Where a line below holds the string "from", count it; then give the total without any other words.

═══

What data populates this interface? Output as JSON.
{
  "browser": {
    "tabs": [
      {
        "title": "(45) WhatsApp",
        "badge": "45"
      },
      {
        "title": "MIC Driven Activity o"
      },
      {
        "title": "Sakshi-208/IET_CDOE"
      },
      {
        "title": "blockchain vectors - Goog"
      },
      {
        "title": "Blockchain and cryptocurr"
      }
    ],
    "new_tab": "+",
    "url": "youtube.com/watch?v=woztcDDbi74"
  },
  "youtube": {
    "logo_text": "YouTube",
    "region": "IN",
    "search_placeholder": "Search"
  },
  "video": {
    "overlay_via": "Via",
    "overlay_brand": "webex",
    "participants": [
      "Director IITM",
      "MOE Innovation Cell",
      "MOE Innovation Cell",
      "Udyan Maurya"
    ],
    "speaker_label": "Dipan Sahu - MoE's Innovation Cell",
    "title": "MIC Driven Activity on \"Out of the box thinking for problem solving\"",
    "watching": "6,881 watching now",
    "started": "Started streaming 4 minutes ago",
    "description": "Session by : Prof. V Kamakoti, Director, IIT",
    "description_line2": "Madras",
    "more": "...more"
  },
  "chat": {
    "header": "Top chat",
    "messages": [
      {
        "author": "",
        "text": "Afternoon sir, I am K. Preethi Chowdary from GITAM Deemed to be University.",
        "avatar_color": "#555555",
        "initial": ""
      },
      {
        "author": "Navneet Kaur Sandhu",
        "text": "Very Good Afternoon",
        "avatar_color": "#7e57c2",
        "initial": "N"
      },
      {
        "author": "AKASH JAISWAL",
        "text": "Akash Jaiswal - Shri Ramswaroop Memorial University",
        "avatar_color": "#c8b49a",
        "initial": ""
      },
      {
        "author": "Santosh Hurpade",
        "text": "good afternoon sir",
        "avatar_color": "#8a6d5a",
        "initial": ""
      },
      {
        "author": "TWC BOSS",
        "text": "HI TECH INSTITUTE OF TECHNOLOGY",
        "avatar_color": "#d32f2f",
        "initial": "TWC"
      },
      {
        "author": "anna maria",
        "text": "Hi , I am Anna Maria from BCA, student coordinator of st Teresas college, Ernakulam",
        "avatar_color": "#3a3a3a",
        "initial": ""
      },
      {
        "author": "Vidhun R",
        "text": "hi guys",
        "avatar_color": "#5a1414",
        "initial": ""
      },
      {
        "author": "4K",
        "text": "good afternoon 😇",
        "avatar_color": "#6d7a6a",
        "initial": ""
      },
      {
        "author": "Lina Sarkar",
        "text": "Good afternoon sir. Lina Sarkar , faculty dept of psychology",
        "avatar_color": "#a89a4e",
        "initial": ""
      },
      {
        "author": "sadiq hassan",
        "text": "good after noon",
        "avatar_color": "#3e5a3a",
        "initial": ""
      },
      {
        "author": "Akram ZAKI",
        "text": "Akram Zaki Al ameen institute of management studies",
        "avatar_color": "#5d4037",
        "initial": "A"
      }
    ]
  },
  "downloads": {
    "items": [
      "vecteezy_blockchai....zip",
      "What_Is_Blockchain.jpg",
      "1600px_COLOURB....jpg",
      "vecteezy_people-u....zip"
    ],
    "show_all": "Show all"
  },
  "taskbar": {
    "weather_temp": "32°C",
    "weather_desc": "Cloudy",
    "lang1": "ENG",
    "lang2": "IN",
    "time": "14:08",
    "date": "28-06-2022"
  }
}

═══

WORKED SOLUTION:
2